=== Given data ===
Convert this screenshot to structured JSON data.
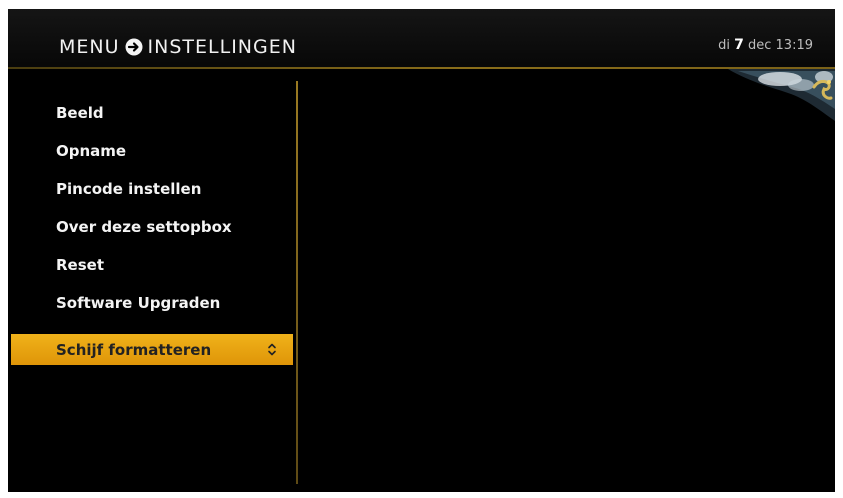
{
  "header": {
    "menu_label": "MENU",
    "section_label": "INSTELLINGEN",
    "datetime": {
      "weekday": "di",
      "day": "7",
      "month": "dec",
      "time": "13:19"
    }
  },
  "menu": {
    "items": [
      {
        "label": "Beeld"
      },
      {
        "label": "Opname"
      },
      {
        "label": "Pincode instellen"
      },
      {
        "label": "Over deze settopbox"
      },
      {
        "label": "Reset"
      },
      {
        "label": "Software Upgraden"
      },
      {
        "label": "Schijf formatteren",
        "selected": true
      }
    ],
    "selected_index": 6
  },
  "colors": {
    "background": "#000000",
    "highlight": "#f0a810",
    "accent_line": "#8a6e1a",
    "text": "#f4f4f4"
  },
  "icons": {
    "breadcrumb_separator": "arrow-right-circle-icon",
    "selected_item_indicator": "up-down-arrows-icon"
  }
}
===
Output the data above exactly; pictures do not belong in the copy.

• _Exercise response_
Convert this screenshot to structured JSON data.
{
  "header": {
    "menu_label": "MENU",
    "section_label": "INSTELLINGEN",
    "datetime": {
      "weekday": "di",
      "day": "7",
      "month": "dec",
      "time": "13:19"
    }
  },
  "menu": {
    "items": [
      {
        "label": "Beeld"
      },
      {
        "label": "Opname"
      },
      {
        "label": "Pincode instellen"
      },
      {
        "label": "Over deze settopbox"
      },
      {
        "label": "Reset"
      },
      {
        "label": "Software Upgraden"
      },
      {
        "label": "Schijf formatteren",
        "selected": true
      }
    ],
    "selected_index": 6
  },
  "colors": {
    "background": "#000000",
    "highlight": "#f0a810",
    "accent_line": "#8a6e1a",
    "text": "#f4f4f4"
  },
  "icons": {
    "breadcrumb_separator": "arrow-right-circle-icon",
    "selected_item_indicator": "up-down-arrows-icon"
  }
}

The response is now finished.